SPF? Here's Why It's a Must
At this point, winter is just around the corner and summer has long ended. But that doesn’t mean that sunscreen-season has ended! Just because you’re not sunbathing at the beach or hiking outdoors doesn’t mean that it’s okay to skip SPF in your skincare regime. Wherever you are and whatever you’ve been doing, you’ve been constantly exposed to an invisible attacker: UV rays.
UV rays don’t discriminate based on your skin color or type. Everyone who is unprotected under the sun is exposed to the potential for UV-induced DNA damage and sunburn. In fact, just because you’re a “tanner” instead of a “burner” doesn’t mean you’re not exposed to damage; tanning happens because your skin is trying to cope with UV radiation by increasing the production of melanin to protect itself from further damage.

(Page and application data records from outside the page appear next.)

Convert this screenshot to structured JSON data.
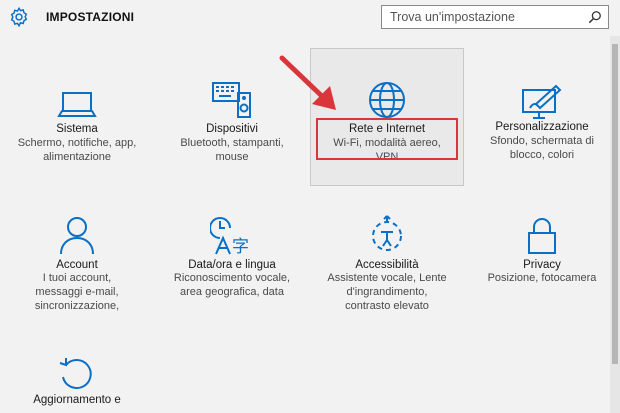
{
  "header": {
    "title": "IMPOSTAZIONI",
    "search_placeholder": "Trova un'impostazione"
  },
  "accent_color": "#0a6fc6",
  "highlight_color": "#d9353a",
  "tiles": [
    {
      "icon": "laptop-icon",
      "label": "Sistema",
      "desc1": "Schermo, notifiche, app,",
      "desc2": "alimentazione",
      "desc3": ""
    },
    {
      "icon": "devices-icon",
      "label": "Dispositivi",
      "desc1": "Bluetooth, stampanti,",
      "desc2": "mouse",
      "desc3": ""
    },
    {
      "icon": "globe-icon",
      "label": "Rete e Internet",
      "desc1": "Wi-Fi, modalità aereo,",
      "desc2": "VPN",
      "desc3": ""
    },
    {
      "icon": "personalization-icon",
      "label": "Personalizzazione",
      "desc1": "Sfondo, schermata di",
      "desc2": "blocco, colori",
      "desc3": ""
    },
    {
      "icon": "account-icon",
      "label": "Account",
      "desc1": "I tuoi account,",
      "desc2": "messaggi e-mail,",
      "desc3": "sincronizzazione,"
    },
    {
      "icon": "time-language-icon",
      "label": "Data/ora e lingua",
      "desc1": "Riconoscimento vocale,",
      "desc2": "area geografica, data",
      "desc3": ""
    },
    {
      "icon": "accessibility-icon",
      "label": "Accessibilità",
      "desc1": "Assistente vocale, Lente",
      "desc2": "d'ingrandimento,",
      "desc3": "contrasto elevato"
    },
    {
      "icon": "lock-icon",
      "label": "Privacy",
      "desc1": "Posizione, fotocamera",
      "desc2": "",
      "desc3": ""
    },
    {
      "icon": "update-icon",
      "label": "Aggiornamento e",
      "desc1": "",
      "desc2": "",
      "desc3": ""
    }
  ]
}
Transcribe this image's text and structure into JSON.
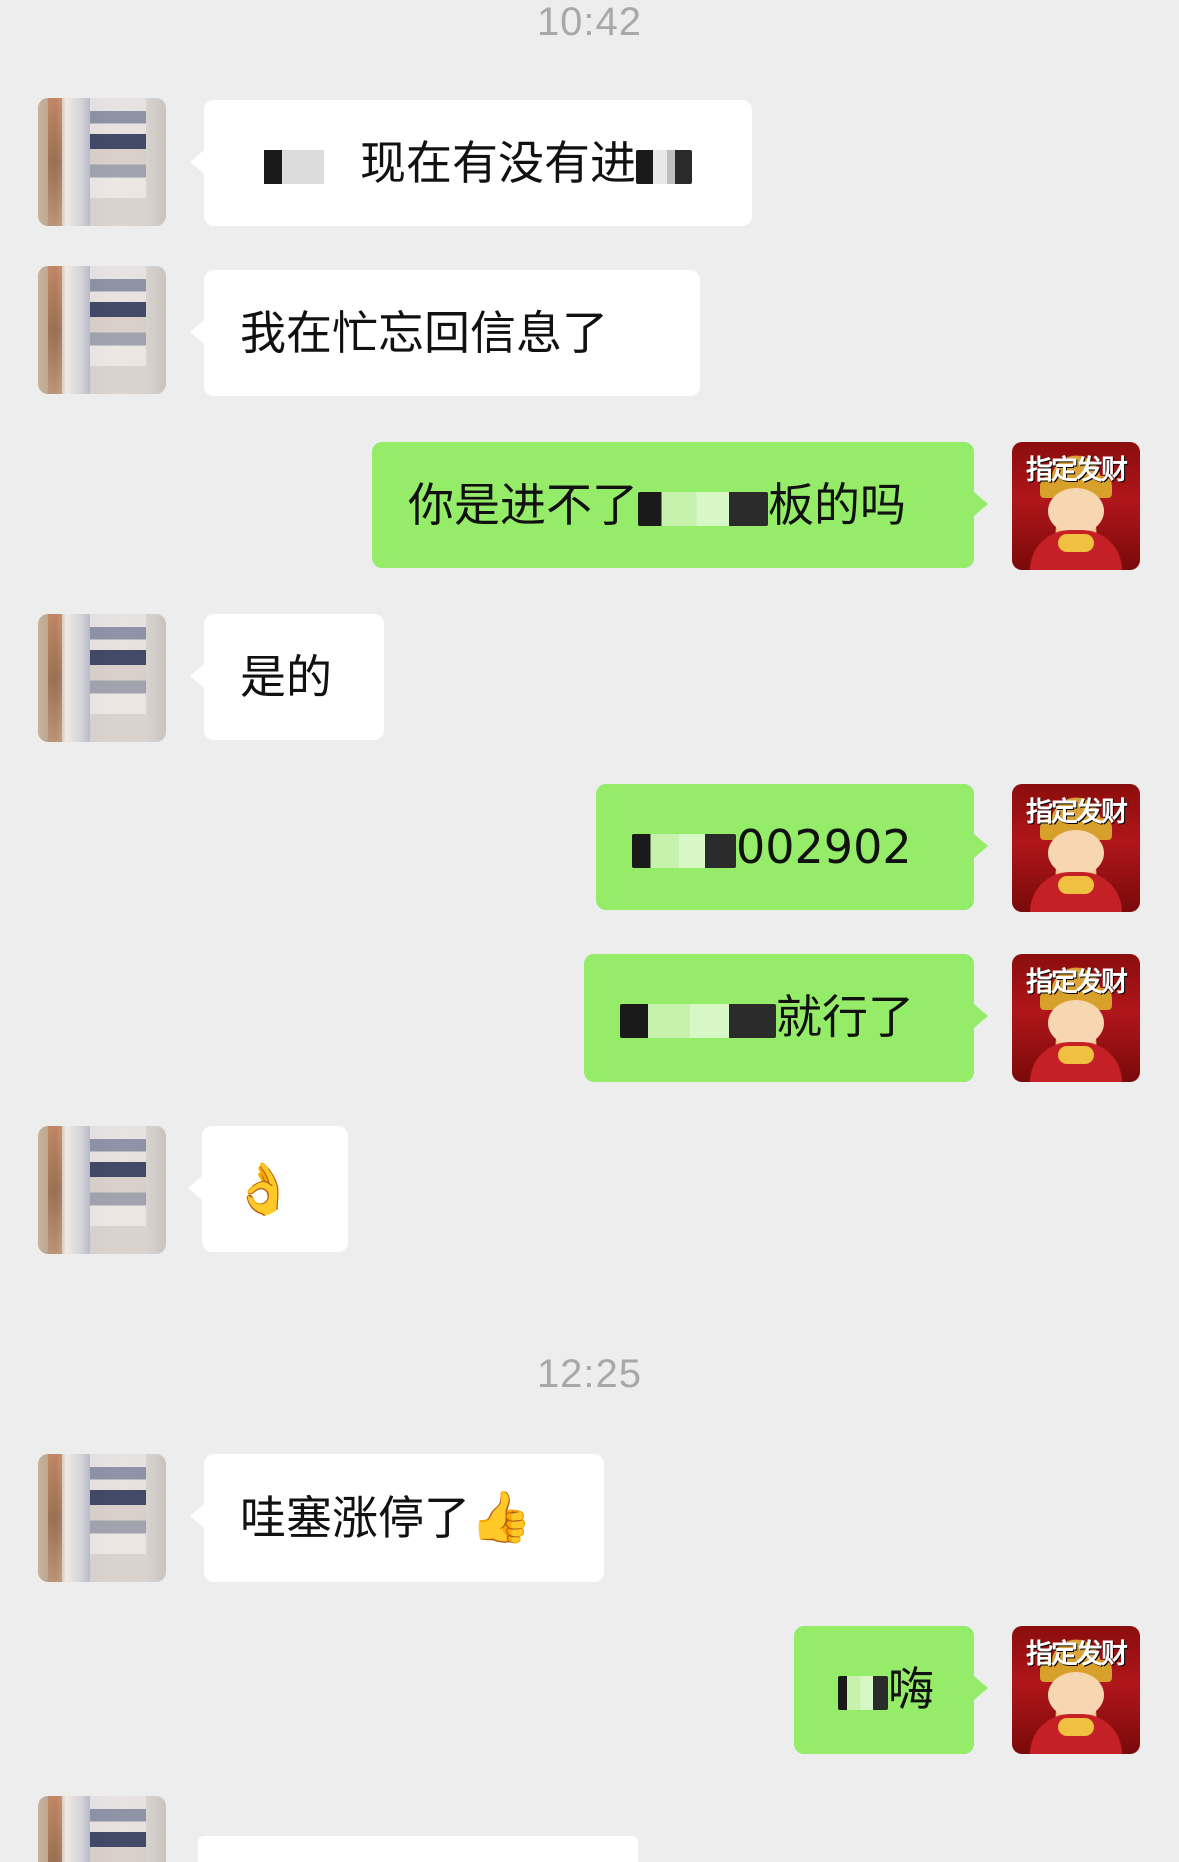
{
  "timestamps": [
    "10:42",
    "12:25"
  ],
  "messages": [
    {
      "side": "left",
      "text_suffix": "现在有没有进"
    },
    {
      "side": "left",
      "text": "我在忙忘回信息了"
    },
    {
      "side": "right",
      "text_prefix": "你是进不了",
      "text_suffix": "板的吗"
    },
    {
      "side": "left",
      "text": "是的"
    },
    {
      "side": "right",
      "text_suffix": "002902"
    },
    {
      "side": "right",
      "text_suffix": "就行了"
    },
    {
      "side": "left",
      "emoji": "👌"
    },
    {
      "side": "left",
      "text": "哇塞涨停了",
      "emoji": "👍"
    },
    {
      "side": "right",
      "text_suffix": "嗨"
    }
  ],
  "self_avatar_banner": "指定发财",
  "colors": {
    "background": "#EDEDED",
    "left_bubble": "#FFFFFF",
    "right_bubble": "#95EC69",
    "timestamp": "#A8A8A8"
  }
}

There are two types of UV radiation from the sun: UVA rays and UVB rays. To explain the difference between the two, it’s important to understand the makeup of your skin.
UVB rays harm the more superficial layer of your skin, known as the epidermis, which causes sunburn and tanning. Meanwhile, UVA rays penetrate deep into the next layer of skin, the dermis, which leads to photo-aging (premature aging!) and serious DNA damage.
We’re sure you’ve heard about wearing SPF to “keep your skin looking young” and we would like you to know that this is completely science-backed. UVA rays induce not only DNA damage, but also the production of reactant oxygen-species (ROS). And though we need oxygen to breathe, these species are the opposite of beneficial to our bodies, severely disrupting normal signal transduction pathways. Further, UV radiation induces pro-inflammatory genes and remodels the extracellular matrix, reducing structural elastin and collagen.
This viral picture below of a 69-year old truck driver demonstrates simply the aesthetic risk of not using sufficient SPF-protection. His left side, which would face the window, looks significantly more aged than his right side, which faces away. It is a shocking, but realistic depiction of the outward risk to unprotected UV exposure.
To summarize, as healthy and nice a golden tan looks, there is no true safe way to naturally tan your skin since all UVB rays are harmful – as ridiculous as it may sound, those bottles of fake tan are going to be your best friend if you want to achieve that look without damaging your skin.
And sadly, just wearing sunscreen isn’t enough – you have to make sure you’re wearing the right kind. Read the label the next time you use a bottle: does it specifically say that it is broad-spectrum? If not, it could be just merely UVB-screening sunscreen. The best, most effective sunscreen should be able to screen against both UVA and UVB rays, to offer your skin the upmost level of protection.
Here’s the difference between the two.
Long story short, if you want to keep that skin looking as young and healthy as possible, wear sunscreen. It’s just one more (quick!) step to add to your morning routine and could very easily be the difference between life-threatening skin cancer and a healthy, long life.